Iran: Conciliatory Tactics By European Governments Bound to End in Tears

Assadollah Assadi
The sentencing of a senior Iranian diplomat, Assadollah Assadi, for his involvement in the foiled terrorist attack on a resistance gathering held by the (NCRI) and the (PMOI / MEK Iran), in Paris, will enforce long-overdue accountability on the regime.

Assadollah Assadi

This is an abridged version of an article by former European parliament Vice President, Alejo Vidal Quadras.

The U.S. push to extend the sanctions against Iran has been sadly rejected by European governments at the U.N. There seems to be little reasoning behind the opposition to an arms embargo on the Iranian regime and this now leaves wide open the potential for Iran to buy weapons from Russia and China. The only possible reason is that European governments still wish to hang on to the 2015 nuclear deal with Iran, despite the fact that Iran has already broken the terms of that agreement.

It is even harder to see why France, in particular, opposed the extension of the sanctions considering they were the target of Iranian inspired terrorism back in June 2018. This is when two Belgian Iranian terrorists tried to cross the French border from Belgium carrying enough explosives to kill hundreds of people attending the Free Iran rally by the Iranian opposition, The National Council of Resistance of Iran (NCRI), and The People’s Mojahedin Organization of Iran (PMOI /MEK Iran), at Villepinte, near Paris. It wouldn’t just have been Iranian members of the resistance movement killed and maimed as the rally was attended by many people from all around the world, including government dignitaries.

The June 2018 bomb plot was a new diversion from other terrorist activities in Europe. Before that incident, proxy groups like Hezbollah were involved in carrying out terrorist attacks. These proxy groups are financed and controlled from Iran, but Iran has always been able to hide behind the groups it was aiding and abetting. With the Villepinte attack, it would have been the first time that an Iranian diplomat, Assadollah Assadi, was directly involved. Assadi and his two accomplices are currently undergoing a trial in Belgium related to their bomb attempt.

It is odd that European governments should adopt such a conciliatory attitude towards the Iranian regime despite the fact that this terrorist attempt was planned and carried out by operatives of the Iranian Ministry of Intelligence and Security (MOIS). A Belgian police spokesperson said that most of the personnel working at the Iranian consulate in Belgium are in fact working for the Iranian intelligence service. This is not an isolated example of how Iran’s diplomatic services operate elsewhere in the world.

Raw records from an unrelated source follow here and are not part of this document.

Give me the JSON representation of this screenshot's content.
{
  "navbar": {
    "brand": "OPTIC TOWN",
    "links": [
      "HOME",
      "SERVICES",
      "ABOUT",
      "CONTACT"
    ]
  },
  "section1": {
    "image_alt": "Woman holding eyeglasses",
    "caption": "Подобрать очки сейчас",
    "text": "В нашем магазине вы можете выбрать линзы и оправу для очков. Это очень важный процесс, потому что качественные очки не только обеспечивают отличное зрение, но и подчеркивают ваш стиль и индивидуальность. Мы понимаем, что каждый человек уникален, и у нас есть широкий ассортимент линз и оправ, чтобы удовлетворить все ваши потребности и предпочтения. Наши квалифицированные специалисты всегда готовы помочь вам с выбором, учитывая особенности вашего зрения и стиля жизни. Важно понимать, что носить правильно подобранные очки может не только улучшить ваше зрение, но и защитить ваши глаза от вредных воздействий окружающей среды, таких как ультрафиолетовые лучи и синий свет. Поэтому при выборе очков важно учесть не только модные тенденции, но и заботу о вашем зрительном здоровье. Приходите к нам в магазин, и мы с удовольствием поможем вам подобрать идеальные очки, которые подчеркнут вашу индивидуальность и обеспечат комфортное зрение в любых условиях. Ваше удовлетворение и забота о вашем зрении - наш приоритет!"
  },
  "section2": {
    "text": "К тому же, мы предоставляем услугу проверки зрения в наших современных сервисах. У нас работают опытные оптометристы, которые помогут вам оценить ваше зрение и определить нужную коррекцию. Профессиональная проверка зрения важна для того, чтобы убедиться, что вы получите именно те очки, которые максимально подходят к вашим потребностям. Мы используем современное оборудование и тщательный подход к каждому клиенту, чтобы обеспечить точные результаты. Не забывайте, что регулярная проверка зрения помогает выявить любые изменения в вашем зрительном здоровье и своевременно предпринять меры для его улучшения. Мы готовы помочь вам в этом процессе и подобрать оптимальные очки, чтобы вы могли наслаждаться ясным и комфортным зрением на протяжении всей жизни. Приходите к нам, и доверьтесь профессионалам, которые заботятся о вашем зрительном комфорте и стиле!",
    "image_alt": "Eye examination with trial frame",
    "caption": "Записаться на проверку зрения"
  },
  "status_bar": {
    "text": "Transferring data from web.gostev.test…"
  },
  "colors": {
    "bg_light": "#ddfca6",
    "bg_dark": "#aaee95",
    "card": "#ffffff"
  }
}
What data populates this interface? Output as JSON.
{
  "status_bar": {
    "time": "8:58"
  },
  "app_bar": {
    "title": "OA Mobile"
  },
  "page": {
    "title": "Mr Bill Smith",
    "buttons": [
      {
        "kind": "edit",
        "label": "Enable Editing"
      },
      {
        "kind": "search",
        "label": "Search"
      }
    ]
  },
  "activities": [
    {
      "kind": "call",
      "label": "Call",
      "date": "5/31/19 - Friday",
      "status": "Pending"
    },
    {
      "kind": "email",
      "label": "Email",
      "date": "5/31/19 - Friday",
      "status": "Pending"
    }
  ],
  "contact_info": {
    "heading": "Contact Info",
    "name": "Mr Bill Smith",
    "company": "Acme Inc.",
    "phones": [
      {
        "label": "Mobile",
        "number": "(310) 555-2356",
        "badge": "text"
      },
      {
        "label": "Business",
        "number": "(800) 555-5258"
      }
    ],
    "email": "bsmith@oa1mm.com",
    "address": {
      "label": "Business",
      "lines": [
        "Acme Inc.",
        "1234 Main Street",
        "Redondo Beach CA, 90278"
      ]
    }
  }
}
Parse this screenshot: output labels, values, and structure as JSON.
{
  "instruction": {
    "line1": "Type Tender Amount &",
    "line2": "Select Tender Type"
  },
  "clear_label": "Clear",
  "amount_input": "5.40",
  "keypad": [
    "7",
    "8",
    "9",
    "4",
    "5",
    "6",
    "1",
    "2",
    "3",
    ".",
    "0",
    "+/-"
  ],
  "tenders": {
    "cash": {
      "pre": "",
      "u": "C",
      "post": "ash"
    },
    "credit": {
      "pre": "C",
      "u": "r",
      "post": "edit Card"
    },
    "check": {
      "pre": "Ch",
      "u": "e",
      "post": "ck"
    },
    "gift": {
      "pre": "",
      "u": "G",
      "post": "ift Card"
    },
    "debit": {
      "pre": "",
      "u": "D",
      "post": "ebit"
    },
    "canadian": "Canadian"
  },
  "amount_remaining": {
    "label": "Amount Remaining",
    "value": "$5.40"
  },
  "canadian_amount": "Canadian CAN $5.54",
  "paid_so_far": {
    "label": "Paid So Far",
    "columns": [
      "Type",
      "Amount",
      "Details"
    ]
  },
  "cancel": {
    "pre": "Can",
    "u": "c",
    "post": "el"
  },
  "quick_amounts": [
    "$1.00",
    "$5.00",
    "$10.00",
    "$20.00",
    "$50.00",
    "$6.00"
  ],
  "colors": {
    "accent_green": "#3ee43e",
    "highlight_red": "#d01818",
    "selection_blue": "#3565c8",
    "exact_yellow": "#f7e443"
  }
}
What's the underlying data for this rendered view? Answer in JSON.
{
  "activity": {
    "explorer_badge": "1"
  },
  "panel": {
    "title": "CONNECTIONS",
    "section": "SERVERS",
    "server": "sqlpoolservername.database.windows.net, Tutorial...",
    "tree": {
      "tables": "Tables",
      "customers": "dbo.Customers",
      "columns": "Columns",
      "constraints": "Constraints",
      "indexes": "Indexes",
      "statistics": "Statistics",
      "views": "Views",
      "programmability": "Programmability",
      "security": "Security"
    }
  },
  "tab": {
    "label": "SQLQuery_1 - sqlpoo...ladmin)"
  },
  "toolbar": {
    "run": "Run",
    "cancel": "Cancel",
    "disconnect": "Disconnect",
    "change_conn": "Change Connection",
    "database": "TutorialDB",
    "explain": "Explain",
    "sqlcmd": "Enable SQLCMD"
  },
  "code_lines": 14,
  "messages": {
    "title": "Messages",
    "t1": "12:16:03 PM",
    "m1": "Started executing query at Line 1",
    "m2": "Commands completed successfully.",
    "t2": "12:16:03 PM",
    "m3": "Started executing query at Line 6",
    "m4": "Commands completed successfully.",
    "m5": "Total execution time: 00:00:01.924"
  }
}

Wherever they have strategic interests, the diplomatic corps is in actively working to further Iran’s ambitions as nuclear power and regional hegemonist.

The recent uprisings in Iran have revealed increasing unrest and discontent within the Iranian population. Tehran is desperate to show its strength by behaving belligerently outside its borders, as well as displaying callousness and oppression within Iran itself towards its own people. European governments should be on guard against any further attacks carried out on behalf of the Iranian regime. This is a constant danger until Iranians achieve regime change within their own country or Europe displays a more assertive attitude towards the regime in Tehran.